In 2011, the case was re-examined and DNA was extracted from a vial of blood found in evidence. Currently, the investigation is focused on Trenton’s senior population, as it’s believed those involved are either elderly or deceased.
Jane Doe is described as white, and is believed to have been between 16 and 25 years old. She stood at 5’2″ and weighed approximately 110 to 115 pounds.
Her brown hair, which was long and curly, was tied back with a red ribbon, and her eyes were brown. She’s described as being petite and of fair complexion. When found, she was wearing blue bikini-style panties with the manufacturer’s label removed.
Both of Jane Doe’s ears were pierced, but it appeared she hadn’t worn earrings in awhile. She also had a vaccine scar on her left thigh. Her teeth were in good dental repair. She had several restorations and it looked as though she had seen a dentist six months to a year before her death. As well, she had type-O blood and was approximately three months pregnant.
The bag in which Jane Doe’s body had been found in was a large white cloth commercial laundry bag, which bore the markings “Bag O-Storage. American Laundry. Dry Cleaning. EX4 5277” and was traced back to Trenton, New Jersey. The bag was used to transport dirty laundry to the dry cleaner, and was used both privately and commercially.
Ancestry testing suggests she may have been of Jewish, European, Greek or Italian descent. Her DNA was compared to genealogy websites and revealed a maternal connection with relatives in Virginia and North Carolina. However, when contacted, no one could say the identity of Jane Doe.
1) Ida Anderson, who went missing from Detroit, Michigan on September 18, 1958.
2) Audrey Backberg, who went missing from Reedsburg, Wisconsin on July 7, 1962.
3) Linda Britton, who went missing from Cambridge, Ohio on June 11, 1963.
4) Patricia Blough, who went missing from Indiana Dunes State Park, Indiana on July 2, 1966.
5) Peggy Byars-Baisden, who went missing from Highland City, Florida on April 2, 1965.
6) Brenda Howell, who went missing from Los Angeles County, California on August 6, 1956.
7) Lynn Luray, who went missing from Long Beach, California on August 17, 1964.
8) Pamela Nater, who went missing from Altoona, Florida on October 2, 1966.
9) Donnis Redman, who went missing from Las Vegas, Nevada on March 1, 1958.

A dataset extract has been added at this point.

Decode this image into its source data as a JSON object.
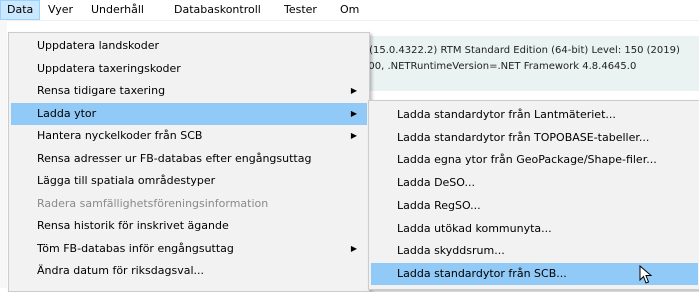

10) Alice Reeves, who went missing from Mamou, Louisiana on May 1, 1968.
11) Mary Ann Switalski, who went missing from Chicago, Illinois on July 15, 1963.
12) Mary Ann Verdecchia, who went missing from Bloomfield, Pennsylvania on June 7, 1962.
CASE CONTACT INFORMATION:
Jane Doe’s dental records, fingerprints and DNA are available for comparison.
Those with information regarding the identity of Jane Doe are being asked to contact the Delaware Division of Forensic Science at either 302-407-4633 or 302-577-3420.
Image Credit: The Doe Network/NCMEC